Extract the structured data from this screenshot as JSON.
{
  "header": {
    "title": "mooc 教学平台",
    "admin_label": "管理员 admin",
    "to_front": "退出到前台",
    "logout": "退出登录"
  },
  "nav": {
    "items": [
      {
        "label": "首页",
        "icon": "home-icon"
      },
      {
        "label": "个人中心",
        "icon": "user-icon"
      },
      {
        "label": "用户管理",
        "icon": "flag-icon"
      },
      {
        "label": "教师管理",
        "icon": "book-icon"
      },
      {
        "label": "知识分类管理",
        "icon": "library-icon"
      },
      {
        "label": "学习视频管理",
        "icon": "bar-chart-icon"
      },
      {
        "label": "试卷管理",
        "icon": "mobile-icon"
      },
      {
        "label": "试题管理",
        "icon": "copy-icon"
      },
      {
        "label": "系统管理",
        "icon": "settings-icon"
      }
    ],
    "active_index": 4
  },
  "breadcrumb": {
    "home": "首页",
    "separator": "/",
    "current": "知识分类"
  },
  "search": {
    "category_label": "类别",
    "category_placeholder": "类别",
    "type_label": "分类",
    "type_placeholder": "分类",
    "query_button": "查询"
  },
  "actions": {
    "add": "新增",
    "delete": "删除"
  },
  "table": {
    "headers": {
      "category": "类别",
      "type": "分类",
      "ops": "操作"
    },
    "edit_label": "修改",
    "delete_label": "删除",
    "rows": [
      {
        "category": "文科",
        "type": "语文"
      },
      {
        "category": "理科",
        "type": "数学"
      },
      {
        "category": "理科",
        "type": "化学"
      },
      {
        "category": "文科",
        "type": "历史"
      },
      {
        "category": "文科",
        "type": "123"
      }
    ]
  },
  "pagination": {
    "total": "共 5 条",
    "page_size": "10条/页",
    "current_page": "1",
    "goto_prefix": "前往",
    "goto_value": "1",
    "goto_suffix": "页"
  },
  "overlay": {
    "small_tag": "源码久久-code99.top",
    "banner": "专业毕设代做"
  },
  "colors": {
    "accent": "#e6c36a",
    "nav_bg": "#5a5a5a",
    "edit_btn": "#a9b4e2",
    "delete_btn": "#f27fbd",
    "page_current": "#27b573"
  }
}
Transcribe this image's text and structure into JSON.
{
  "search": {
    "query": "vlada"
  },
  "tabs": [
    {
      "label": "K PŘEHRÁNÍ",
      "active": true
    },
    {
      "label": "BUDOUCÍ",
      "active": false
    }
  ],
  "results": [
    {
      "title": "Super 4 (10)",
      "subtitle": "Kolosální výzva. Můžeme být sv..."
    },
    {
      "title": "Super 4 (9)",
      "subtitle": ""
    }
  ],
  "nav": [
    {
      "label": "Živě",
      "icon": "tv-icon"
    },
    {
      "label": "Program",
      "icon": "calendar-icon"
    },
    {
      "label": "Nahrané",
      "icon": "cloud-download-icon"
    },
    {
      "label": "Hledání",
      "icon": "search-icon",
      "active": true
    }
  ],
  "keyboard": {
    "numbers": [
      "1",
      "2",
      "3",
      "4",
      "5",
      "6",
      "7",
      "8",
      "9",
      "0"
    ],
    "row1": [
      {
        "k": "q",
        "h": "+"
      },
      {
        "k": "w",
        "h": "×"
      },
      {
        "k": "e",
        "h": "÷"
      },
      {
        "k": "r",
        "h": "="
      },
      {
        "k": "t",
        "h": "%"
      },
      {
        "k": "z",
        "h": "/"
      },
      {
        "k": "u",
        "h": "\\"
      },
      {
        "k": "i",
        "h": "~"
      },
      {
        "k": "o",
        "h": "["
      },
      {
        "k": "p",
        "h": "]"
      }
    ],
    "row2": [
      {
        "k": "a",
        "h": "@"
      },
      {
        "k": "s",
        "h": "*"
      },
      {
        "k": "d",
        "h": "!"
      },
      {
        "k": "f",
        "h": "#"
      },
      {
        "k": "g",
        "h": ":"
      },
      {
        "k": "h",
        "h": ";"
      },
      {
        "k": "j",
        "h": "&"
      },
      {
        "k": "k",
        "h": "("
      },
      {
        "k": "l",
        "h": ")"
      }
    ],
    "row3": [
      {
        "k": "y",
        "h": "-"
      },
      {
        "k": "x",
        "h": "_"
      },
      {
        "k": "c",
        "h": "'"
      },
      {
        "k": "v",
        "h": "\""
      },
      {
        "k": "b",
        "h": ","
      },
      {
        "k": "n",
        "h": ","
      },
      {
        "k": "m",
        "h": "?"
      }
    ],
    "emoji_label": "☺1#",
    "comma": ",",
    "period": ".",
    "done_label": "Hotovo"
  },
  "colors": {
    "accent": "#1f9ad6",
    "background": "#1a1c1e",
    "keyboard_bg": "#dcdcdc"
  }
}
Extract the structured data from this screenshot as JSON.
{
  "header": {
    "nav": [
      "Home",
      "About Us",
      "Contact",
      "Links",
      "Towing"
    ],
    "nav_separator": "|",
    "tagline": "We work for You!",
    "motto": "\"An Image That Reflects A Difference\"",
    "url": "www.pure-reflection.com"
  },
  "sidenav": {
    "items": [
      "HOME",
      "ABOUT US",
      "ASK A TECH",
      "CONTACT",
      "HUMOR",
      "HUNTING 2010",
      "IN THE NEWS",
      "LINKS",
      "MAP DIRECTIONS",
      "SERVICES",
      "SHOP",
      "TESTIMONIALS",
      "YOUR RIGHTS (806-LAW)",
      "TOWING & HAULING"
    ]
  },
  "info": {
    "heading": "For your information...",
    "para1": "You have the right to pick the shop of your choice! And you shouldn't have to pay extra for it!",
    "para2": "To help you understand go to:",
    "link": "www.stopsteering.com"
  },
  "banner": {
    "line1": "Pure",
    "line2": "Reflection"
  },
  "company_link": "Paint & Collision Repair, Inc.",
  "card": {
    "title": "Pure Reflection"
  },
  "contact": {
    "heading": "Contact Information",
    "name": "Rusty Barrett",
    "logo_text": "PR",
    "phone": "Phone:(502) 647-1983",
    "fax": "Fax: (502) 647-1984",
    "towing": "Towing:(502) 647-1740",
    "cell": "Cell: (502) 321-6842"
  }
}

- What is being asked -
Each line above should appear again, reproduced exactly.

- Task result -
Extract the structured data from this screenshot as JSON.
{
  "header": {
    "title": "mooc 教学平台",
    "admin_label": "管理员 admin",
    "to_front": "退出到前台",
    "logout": "退出登录"
  },
  "nav": {
    "items": [
      {
        "label": "首页",
        "icon": "home-icon"
      },
      {
        "label": "个人中心",
        "icon": "user-icon"
      },
      {
        "label": "用户管理",
        "icon": "flag-icon"
      },
      {
        "label": "教师管理",
        "icon": "book-icon"
      },
      {
        "label": "知识分类管理",
        "icon": "library-icon"
      },
      {
        "label": "学习视频管理",
        "icon": "bar-chart-icon"
      },
      {
        "label": "试卷管理",
        "icon": "mobile-icon"
      },
      {
        "label": "试题管理",
        "icon": "copy-icon"
      },
      {
        "label": "系统管理",
        "icon": "settings-icon"
      }
    ],
    "active_index": 4
  },
  "breadcrumb": {
    "home": "首页",
    "separator": "/",
    "current": "知识分类"
  },
  "search": {
    "category_label": "类别",
    "category_placeholder": "类别",
    "type_label": "分类",
    "type_placeholder": "分类",
    "query_button": "查询"
  },
  "actions": {
    "add": "新增",
    "delete": "删除"
  },
  "table": {
    "headers": {
      "category": "类别",
      "type": "分类",
      "ops": "操作"
    },
    "edit_label": "修改",
    "delete_label": "删除",
    "rows": [
      {
        "category": "文科",
        "type": "语文"
      },
      {
        "category": "理科",
        "type": "数学"
      },
      {
        "category": "理科",
        "type": "化学"
      },
      {
        "category": "文科",
        "type": "历史"
      },
      {
        "category": "文科",
        "type": "123"
      }
    ]
  },
  "pagination": {
    "total": "共 5 条",
    "page_size": "10条/页",
    "current_page": "1",
    "goto_prefix": "前往",
    "goto_value": "1",
    "goto_suffix": "页"
  },
  "overlay": {
    "small_tag": "源码久久-code99.top",
    "banner": "专业毕设代做"
  },
  "colors": {
    "accent": "#e6c36a",
    "nav_bg": "#5a5a5a",
    "edit_btn": "#a9b4e2",
    "delete_btn": "#f27fbd",
    "page_current": "#27b573"
  }
}
Transcribe this image's text and structure into JSON.
{
  "search": {
    "query": "vlada"
  },
  "tabs": [
    {
      "label": "K PŘEHRÁNÍ",
      "active": true
    },
    {
      "label": "BUDOUCÍ",
      "active": false
    }
  ],
  "results": [
    {
      "title": "Super 4 (10)",
      "subtitle": "Kolosální výzva. Můžeme být sv..."
    },
    {
      "title": "Super 4 (9)",
      "subtitle": ""
    }
  ],
  "nav": [
    {
      "label": "Živě",
      "icon": "tv-icon"
    },
    {
      "label": "Program",
      "icon": "calendar-icon"
    },
    {
      "label": "Nahrané",
      "icon": "cloud-download-icon"
    },
    {
      "label": "Hledání",
      "icon": "search-icon",
      "active": true
    }
  ],
  "keyboard": {
    "numbers": [
      "1",
      "2",
      "3",
      "4",
      "5",
      "6",
      "7",
      "8",
      "9",
      "0"
    ],
    "row1": [
      {
        "k": "q",
        "h": "+"
      },
      {
        "k": "w",
        "h": "×"
      },
      {
        "k": "e",
        "h": "÷"
      },
      {
        "k": "r",
        "h": "="
      },
      {
        "k": "t",
        "h": "%"
      },
      {
        "k": "z",
        "h": "/"
      },
      {
        "k": "u",
        "h": "\\"
      },
      {
        "k": "i",
        "h": "~"
      },
      {
        "k": "o",
        "h": "["
      },
      {
        "k": "p",
        "h": "]"
      }
    ],
    "row2": [
      {
        "k": "a",
        "h": "@"
      },
      {
        "k": "s",
        "h": "*"
      },
      {
        "k": "d",
        "h": "!"
      },
      {
        "k": "f",
        "h": "#"
      },
      {
        "k": "g",
        "h": ":"
      },
      {
        "k": "h",
        "h": ";"
      },
      {
        "k": "j",
        "h": "&"
      },
      {
        "k": "k",
        "h": "("
      },
      {
        "k": "l",
        "h": ")"
      }
    ],
    "row3": [
      {
        "k": "y",
        "h": "-"
      },
      {
        "k": "x",
        "h": "_"
      },
      {
        "k": "c",
        "h": "'"
      },
      {
        "k": "v",
        "h": "\""
      },
      {
        "k": "b",
        "h": ","
      },
      {
        "k": "n",
        "h": ","
      },
      {
        "k": "m",
        "h": "?"
      }
    ],
    "emoji_label": "☺1#",
    "comma": ",",
    "period": ".",
    "done_label": "Hotovo"
  },
  "colors": {
    "accent": "#1f9ad6",
    "background": "#1a1c1e",
    "keyboard_bg": "#dcdcdc"
  }
}
Extract the structured data from this screenshot as JSON.
{
  "header": {
    "nav": [
      "Home",
      "About Us",
      "Contact",
      "Links",
      "Towing"
    ],
    "nav_separator": "|",
    "tagline": "We work for You!",
    "motto": "\"An Image That Reflects A Difference\"",
    "url": "www.pure-reflection.com"
  },
  "sidenav": {
    "items": [
      "HOME",
      "ABOUT US",
      "ASK A TECH",
      "CONTACT",
      "HUMOR",
      "HUNTING 2010",
      "IN THE NEWS",
      "LINKS",
      "MAP DIRECTIONS",
      "SERVICES",
      "SHOP",
      "TESTIMONIALS",
      "YOUR RIGHTS (806-LAW)",
      "TOWING & HAULING"
    ]
  },
  "info": {
    "heading": "For your information...",
    "para1": "You have the right to pick the shop of your choice! And you shouldn't have to pay extra for it!",
    "para2": "To help you understand go to:",
    "link": "www.stopsteering.com"
  },
  "banner": {
    "line1": "Pure",
    "line2": "Reflection"
  },
  "company_link": "Paint & Collision Repair, Inc.",
  "card": {
    "title": "Pure Reflection"
  },
  "contact": {
    "heading": "Contact Information",
    "name": "Rusty Barrett",
    "logo_text": "PR",
    "phone": "Phone:(502) 647-1983",
    "fax": "Fax: (502) 647-1984",
    "towing": "Towing:(502) 647-1740",
    "cell": "Cell: (502) 321-6842"
  }
}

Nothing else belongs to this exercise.